I was diagnosed with Type 2 Diabetes in May 2006. When I left my doctor’s office I felt like I had been hit in the stomach with a 4 x4 post. I was in shock and angry (mainly with myself for being over weight, more on that later). My first stop was to my pharmacist. As he filled my new prescriptions for my diabetes medication and testing supplies, he asked “Travis when did you find out that you were diabetic?” My response: “Counting today?” His response: “Oh, so you are still in shock.” I said: “Yes I am”.
My second stop was at Lowes. Why Lowes? Because Lowes has tools! I decided that I needed “shopping therapy”, and now was the perfect time to build the shop that I have wanted in my garage. This was an excellent time to start this project because my beloved wife, Tanya, was safely tucked away at work and was not present to offer any objections.
I went to Lowes and bought a drill press. I then went by Honest John’s and bought a scroll saw. I also stopped by Agri-Supply and made a quick list of other items that I would need. After spending some money, my anger and shock subsided, which was good because I needed room for my depression, which was trying to find room in my brain.
When I arrived home with my new purchases I went to the refrigerator in my garage, removed the recently purchased case of Natural Light beer, and took it across the street to my neighbor, Mike. While Mike was very much appreciative of my gift (Natural Light is his favorite beer), he now had a problem. His mother, who did not approve of him drinking beer, was on her way to Statesboro for an extended visit. I figured the beer was now his problem and he would have to deal with it.
Why did I give away the beer? Two reasons:
1. My diabetes medication warned that alcohol could dangerously lower my blood sugar.

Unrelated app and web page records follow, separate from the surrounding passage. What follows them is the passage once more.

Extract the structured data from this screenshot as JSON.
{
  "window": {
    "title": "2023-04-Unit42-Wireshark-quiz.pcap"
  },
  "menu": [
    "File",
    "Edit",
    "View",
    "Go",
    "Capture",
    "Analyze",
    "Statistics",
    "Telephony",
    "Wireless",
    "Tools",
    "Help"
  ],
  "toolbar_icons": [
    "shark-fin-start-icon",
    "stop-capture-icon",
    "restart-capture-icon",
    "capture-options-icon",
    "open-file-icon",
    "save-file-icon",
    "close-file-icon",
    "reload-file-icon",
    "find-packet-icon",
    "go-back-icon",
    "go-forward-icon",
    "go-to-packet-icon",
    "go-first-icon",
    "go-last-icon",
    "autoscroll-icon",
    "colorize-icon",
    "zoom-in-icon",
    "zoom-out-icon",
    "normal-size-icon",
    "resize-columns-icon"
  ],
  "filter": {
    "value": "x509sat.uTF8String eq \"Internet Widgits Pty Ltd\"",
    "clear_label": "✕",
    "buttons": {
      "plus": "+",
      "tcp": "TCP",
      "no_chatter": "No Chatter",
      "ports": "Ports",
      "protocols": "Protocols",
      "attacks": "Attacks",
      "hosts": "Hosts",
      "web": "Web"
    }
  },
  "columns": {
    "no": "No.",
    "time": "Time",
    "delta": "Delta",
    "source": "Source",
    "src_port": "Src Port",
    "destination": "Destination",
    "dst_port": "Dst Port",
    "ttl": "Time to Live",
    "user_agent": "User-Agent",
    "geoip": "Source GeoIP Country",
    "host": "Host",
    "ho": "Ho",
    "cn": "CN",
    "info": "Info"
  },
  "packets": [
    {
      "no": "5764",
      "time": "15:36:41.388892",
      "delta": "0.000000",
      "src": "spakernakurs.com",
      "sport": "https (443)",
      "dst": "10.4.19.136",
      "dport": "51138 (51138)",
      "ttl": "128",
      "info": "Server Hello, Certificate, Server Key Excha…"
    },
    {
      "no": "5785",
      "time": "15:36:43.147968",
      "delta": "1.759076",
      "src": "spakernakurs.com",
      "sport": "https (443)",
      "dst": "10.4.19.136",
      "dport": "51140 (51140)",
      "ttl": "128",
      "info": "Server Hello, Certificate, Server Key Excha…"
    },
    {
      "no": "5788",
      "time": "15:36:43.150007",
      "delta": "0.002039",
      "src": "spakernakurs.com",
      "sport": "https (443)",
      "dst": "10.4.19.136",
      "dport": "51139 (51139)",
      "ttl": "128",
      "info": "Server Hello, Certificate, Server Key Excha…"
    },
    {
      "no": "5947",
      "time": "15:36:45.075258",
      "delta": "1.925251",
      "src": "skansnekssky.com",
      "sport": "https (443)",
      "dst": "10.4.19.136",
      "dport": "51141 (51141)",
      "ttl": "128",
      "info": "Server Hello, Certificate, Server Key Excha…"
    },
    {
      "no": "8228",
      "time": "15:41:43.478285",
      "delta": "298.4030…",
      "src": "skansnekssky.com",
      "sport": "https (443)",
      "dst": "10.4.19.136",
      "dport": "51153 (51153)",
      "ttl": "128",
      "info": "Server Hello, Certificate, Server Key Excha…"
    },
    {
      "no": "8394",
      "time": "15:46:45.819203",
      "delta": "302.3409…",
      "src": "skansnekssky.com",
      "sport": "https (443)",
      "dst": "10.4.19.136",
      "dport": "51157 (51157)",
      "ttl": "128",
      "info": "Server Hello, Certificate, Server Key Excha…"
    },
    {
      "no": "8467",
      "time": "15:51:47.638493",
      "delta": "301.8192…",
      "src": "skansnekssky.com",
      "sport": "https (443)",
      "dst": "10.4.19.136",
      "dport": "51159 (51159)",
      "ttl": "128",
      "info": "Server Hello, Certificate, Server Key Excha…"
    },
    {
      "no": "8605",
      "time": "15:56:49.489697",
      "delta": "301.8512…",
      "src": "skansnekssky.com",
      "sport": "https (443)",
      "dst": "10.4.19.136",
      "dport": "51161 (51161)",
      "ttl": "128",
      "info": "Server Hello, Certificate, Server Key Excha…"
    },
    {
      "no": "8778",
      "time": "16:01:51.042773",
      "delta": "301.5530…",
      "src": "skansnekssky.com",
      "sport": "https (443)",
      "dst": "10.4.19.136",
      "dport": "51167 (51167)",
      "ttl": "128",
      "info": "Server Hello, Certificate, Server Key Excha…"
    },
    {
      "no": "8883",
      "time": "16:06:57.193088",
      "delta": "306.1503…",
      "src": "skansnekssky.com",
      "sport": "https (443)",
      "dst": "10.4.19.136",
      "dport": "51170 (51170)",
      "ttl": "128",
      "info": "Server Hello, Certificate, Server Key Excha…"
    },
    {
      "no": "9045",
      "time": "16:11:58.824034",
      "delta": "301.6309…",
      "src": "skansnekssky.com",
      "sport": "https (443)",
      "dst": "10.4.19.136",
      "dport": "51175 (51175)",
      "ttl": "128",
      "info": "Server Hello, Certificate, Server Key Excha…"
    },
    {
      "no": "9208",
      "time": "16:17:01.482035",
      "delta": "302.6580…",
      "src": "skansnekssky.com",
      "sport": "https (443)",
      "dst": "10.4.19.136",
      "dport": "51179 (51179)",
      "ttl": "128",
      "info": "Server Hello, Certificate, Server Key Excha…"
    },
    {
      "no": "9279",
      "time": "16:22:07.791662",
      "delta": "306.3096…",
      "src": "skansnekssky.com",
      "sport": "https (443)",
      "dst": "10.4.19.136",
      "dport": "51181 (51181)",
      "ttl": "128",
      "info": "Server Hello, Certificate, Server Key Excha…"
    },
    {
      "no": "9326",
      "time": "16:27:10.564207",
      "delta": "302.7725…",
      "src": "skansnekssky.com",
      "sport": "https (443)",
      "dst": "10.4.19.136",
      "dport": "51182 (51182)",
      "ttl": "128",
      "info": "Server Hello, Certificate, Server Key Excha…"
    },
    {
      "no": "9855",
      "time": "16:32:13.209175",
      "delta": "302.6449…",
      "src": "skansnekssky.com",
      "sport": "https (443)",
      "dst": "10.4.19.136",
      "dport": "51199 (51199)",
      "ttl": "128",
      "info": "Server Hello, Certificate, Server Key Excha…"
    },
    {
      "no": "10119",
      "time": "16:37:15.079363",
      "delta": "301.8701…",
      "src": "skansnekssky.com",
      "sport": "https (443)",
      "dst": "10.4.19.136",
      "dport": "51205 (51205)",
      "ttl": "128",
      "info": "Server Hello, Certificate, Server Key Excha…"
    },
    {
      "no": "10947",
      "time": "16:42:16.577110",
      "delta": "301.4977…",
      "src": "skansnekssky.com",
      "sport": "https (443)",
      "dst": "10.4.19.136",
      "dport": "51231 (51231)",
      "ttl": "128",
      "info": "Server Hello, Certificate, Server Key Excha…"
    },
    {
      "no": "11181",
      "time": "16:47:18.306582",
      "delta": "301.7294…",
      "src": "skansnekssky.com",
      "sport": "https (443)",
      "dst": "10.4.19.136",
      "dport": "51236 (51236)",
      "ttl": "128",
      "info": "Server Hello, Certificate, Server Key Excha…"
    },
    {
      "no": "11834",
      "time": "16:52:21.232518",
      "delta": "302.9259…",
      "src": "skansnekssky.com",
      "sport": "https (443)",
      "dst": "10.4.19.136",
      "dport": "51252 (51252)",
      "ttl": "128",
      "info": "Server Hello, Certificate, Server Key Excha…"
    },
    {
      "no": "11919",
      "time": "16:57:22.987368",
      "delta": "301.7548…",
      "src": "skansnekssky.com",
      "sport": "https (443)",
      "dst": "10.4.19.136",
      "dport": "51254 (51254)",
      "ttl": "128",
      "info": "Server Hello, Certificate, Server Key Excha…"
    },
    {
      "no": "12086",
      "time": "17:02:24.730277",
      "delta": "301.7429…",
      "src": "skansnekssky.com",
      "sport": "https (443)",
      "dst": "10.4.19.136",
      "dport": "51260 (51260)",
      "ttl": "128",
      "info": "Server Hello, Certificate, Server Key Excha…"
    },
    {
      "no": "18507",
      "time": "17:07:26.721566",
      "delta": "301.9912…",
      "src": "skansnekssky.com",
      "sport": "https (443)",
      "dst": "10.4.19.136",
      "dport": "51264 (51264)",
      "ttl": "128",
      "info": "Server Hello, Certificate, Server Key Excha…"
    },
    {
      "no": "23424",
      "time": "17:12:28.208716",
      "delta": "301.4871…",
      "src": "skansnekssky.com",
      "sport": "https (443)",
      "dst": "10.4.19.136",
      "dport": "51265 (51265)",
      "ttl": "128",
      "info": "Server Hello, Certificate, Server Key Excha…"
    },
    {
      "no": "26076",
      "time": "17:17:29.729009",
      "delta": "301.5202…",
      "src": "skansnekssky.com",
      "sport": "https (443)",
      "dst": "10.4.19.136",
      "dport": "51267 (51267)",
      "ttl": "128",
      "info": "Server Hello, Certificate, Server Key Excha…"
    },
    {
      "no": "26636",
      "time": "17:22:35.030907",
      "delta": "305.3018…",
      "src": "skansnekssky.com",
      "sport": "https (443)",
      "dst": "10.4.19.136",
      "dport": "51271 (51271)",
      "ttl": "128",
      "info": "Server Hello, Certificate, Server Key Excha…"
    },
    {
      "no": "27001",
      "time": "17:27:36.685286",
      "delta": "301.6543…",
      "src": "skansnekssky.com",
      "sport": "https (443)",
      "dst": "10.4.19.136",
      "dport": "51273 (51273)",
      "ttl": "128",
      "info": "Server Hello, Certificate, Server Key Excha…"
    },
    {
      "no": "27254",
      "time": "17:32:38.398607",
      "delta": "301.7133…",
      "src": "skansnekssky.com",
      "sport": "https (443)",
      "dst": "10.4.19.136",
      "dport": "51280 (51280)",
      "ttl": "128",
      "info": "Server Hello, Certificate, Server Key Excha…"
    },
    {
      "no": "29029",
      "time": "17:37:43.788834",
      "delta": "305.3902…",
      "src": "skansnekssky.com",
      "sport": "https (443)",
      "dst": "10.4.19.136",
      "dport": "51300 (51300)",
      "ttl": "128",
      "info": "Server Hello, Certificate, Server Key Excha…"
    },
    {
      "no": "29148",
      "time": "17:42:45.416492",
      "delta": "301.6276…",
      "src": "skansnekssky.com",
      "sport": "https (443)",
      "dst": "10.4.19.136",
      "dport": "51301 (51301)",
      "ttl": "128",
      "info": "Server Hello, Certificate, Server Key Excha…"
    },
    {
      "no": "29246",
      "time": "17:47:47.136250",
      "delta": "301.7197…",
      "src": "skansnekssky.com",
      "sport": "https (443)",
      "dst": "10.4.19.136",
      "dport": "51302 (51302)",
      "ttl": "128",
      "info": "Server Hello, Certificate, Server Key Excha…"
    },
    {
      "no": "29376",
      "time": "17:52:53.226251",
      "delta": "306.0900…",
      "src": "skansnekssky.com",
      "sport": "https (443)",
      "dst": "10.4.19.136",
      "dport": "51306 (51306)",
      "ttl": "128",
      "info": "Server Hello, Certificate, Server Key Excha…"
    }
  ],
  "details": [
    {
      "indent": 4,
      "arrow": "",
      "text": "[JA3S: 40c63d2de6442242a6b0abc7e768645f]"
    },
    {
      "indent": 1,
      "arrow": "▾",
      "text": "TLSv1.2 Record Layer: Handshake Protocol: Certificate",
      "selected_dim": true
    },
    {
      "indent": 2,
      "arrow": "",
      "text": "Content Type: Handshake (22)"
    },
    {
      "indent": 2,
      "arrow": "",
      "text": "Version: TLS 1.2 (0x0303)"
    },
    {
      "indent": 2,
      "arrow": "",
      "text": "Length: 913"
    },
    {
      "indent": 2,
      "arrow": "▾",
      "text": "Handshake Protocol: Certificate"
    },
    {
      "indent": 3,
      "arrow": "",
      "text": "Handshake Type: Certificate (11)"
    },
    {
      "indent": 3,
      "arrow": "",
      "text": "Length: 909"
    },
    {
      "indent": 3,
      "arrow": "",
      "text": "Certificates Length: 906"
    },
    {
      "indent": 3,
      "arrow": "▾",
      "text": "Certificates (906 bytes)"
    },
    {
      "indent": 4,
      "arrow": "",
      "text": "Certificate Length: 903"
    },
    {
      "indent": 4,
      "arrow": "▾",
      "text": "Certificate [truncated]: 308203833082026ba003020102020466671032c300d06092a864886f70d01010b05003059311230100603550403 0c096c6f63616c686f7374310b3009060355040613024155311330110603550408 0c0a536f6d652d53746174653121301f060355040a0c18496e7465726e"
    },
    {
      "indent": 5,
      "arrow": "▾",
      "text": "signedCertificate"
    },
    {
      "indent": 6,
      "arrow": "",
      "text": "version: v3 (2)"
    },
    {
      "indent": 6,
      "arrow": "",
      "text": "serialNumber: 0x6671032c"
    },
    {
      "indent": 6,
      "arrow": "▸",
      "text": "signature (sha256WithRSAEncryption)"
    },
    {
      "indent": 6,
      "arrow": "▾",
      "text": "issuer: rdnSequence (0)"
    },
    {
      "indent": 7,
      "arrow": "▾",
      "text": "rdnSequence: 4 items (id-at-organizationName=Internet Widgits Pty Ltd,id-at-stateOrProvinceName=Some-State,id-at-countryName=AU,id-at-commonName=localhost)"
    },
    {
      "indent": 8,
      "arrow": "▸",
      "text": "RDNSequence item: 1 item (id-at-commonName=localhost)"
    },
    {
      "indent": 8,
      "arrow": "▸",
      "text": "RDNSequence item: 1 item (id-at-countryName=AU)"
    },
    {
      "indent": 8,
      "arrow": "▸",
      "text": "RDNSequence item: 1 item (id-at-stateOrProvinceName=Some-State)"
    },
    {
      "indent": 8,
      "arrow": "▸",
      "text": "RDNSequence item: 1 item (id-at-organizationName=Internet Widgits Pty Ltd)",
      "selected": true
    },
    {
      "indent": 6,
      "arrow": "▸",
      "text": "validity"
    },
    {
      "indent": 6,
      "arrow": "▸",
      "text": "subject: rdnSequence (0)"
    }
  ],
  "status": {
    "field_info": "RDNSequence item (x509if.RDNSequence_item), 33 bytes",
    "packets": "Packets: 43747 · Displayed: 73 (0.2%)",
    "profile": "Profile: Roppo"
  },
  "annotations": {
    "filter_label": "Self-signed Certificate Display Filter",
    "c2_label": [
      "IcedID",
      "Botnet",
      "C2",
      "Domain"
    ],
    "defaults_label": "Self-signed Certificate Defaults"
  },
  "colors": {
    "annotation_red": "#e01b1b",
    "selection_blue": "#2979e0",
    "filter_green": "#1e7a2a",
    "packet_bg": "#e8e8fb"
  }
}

2. I was over weight and beer was not going to help me lose weight. I was no stranger to the concept of “moderation”, but that still did not mean that I practiced it. Why have one beer when you can have two? Why have two beers when you can have three?
For the next few weeks I struggled with depression. I was no longer normal (at the age of 43). I resented having to make changes to my life style, check my blood sugar before breakfast and before supper, have snacks on hand in case my blood sugar got too low (ok keeping snacks on hand was not going to be that hard, but we are not talking candy bars),but I realized that they were necessary. My wife, my mother, and my doctor were very supportive. My doctor even called me late one afternoon, a few days after I was diagnosed, to inquire about my blood sugar readings. He did not criticize me when I told him that some of them were above my maximum limit, but he did encourage me. I partly blamed myself for being diabetic because I had been overweight all of my adult life. I have finally accepted that genetics plays a role in one being diagnosed with diabetes, and that being over weight increases the chance of a diagnosis at an early age.
My plan to lose weight was simple. I reduced my intake of beverages that contained calories, reduced the size of my meals, and reduced my calorie intake by changing my eating habits (no more snacks late at night). Since 5/06 I have lost about 42 pounds. I did not plan to lose a large amount of weight in a short amount of time. I know people with Type 2 diabetes that quickly lost a lot of weight only to gain it back again. That is not in my plan. I continue to make adjustments to my eating habits.
There is an upside to all of this, I have gotten smaller. And I have discovered that I really like it when people stop and exclaim: “You have lost weight!” I have also discovered that it is fantastic to have to give away clothes that are too big.
My own doctor has advised me that even if I maintain my blood sugar within prescribed limits and maintain a healthy weight, I may still suffer from poor circulation, kidney problems, etc. I am determined to reduce my risks as much as possible. There are no guarantees, but there is always hope.